A verbatim restatement of the data, free of pictures, is what you should output.

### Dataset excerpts
----

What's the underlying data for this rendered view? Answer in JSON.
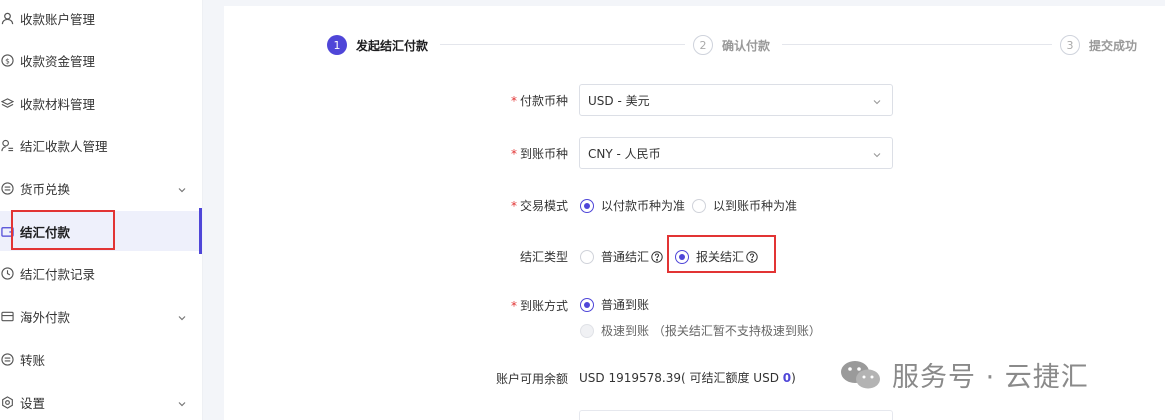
{
  "sidebar": {
    "items": [
      {
        "label": "收款账户管理",
        "icon": "user-icon"
      },
      {
        "label": "收款资金管理",
        "icon": "dollar-circle-icon"
      },
      {
        "label": "收款材料管理",
        "icon": "layers-icon"
      },
      {
        "label": "结汇收款人管理",
        "icon": "user-list-icon"
      },
      {
        "label": "货币兑换",
        "icon": "exchange-icon"
      },
      {
        "label": "结汇付款",
        "icon": "wallet-icon"
      },
      {
        "label": "结汇付款记录",
        "icon": "clock-icon"
      },
      {
        "label": "海外付款",
        "icon": "card-icon"
      },
      {
        "label": "转账",
        "icon": "transfer-icon"
      },
      {
        "label": "设置",
        "icon": "gear-icon"
      }
    ],
    "active_item": "结汇付款"
  },
  "steps": [
    {
      "num": "1",
      "label": "发起结汇付款",
      "state": "current"
    },
    {
      "num": "2",
      "label": "确认付款",
      "state": "pending"
    },
    {
      "num": "3",
      "label": "提交成功",
      "state": "pending"
    }
  ],
  "form": {
    "pay_currency": {
      "label": "付款币种",
      "value": "USD - 美元"
    },
    "receive_currency": {
      "label": "到账币种",
      "value": "CNY - 人民币"
    },
    "trade_mode": {
      "label": "交易模式",
      "options": [
        "以付款币种为准",
        "以到账币种为准"
      ],
      "selected": "以付款币种为准"
    },
    "settle_type": {
      "label": "结汇类型",
      "options": [
        "普通结汇",
        "报关结汇"
      ],
      "selected": "报关结汇"
    },
    "arrival_mode": {
      "label": "到账方式",
      "options": [
        "普通到账",
        "极速到账 （报关结汇暂不支持极速到账）"
      ],
      "selected": "普通到账"
    },
    "balance": {
      "label": "账户可用余额",
      "text_prefix": "USD 1919578.39( 可结汇额度 USD ",
      "amount": "0",
      "text_suffix": ")"
    }
  },
  "watermark": {
    "text": "服务号 · 云捷汇"
  },
  "colors": {
    "accent": "#4f46d8",
    "highlight": "#e23434",
    "required": "#e23434"
  }
}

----

### Finished exercise
What's the underlying data for this rendered view? Answer in JSON.
{
  "sidebar": {
    "items": [
      {
        "label": "收款账户管理",
        "icon": "user-icon"
      },
      {
        "label": "收款资金管理",
        "icon": "dollar-circle-icon"
      },
      {
        "label": "收款材料管理",
        "icon": "layers-icon"
      },
      {
        "label": "结汇收款人管理",
        "icon": "user-list-icon"
      },
      {
        "label": "货币兑换",
        "icon": "exchange-icon"
      },
      {
        "label": "结汇付款",
        "icon": "wallet-icon"
      },
      {
        "label": "结汇付款记录",
        "icon": "clock-icon"
      },
      {
        "label": "海外付款",
        "icon": "card-icon"
      },
      {
        "label": "转账",
        "icon": "transfer-icon"
      },
      {
        "label": "设置",
        "icon": "gear-icon"
      }
    ],
    "active_item": "结汇付款"
  },
  "steps": [
    {
      "num": "1",
      "label": "发起结汇付款",
      "state": "current"
    },
    {
      "num": "2",
      "label": "确认付款",
      "state": "pending"
    },
    {
      "num": "3",
      "label": "提交成功",
      "state": "pending"
    }
  ],
  "form": {
    "pay_currency": {
      "label": "付款币种",
      "value": "USD - 美元"
    },
    "receive_currency": {
      "label": "到账币种",
      "value": "CNY - 人民币"
    },
    "trade_mode": {
      "label": "交易模式",
      "options": [
        "以付款币种为准",
        "以到账币种为准"
      ],
      "selected": "以付款币种为准"
    },
    "settle_type": {
      "label": "结汇类型",
      "options": [
        "普通结汇",
        "报关结汇"
      ],
      "selected": "报关结汇"
    },
    "arrival_mode": {
      "label": "到账方式",
      "options": [
        "普通到账",
        "极速到账 （报关结汇暂不支持极速到账）"
      ],
      "selected": "普通到账"
    },
    "balance": {
      "label": "账户可用余额",
      "text_prefix": "USD 1919578.39( 可结汇额度 USD ",
      "amount": "0",
      "text_suffix": ")"
    }
  },
  "watermark": {
    "text": "服务号 · 云捷汇"
  },
  "colors": {
    "accent": "#4f46d8",
    "highlight": "#e23434",
    "required": "#e23434"
  }
}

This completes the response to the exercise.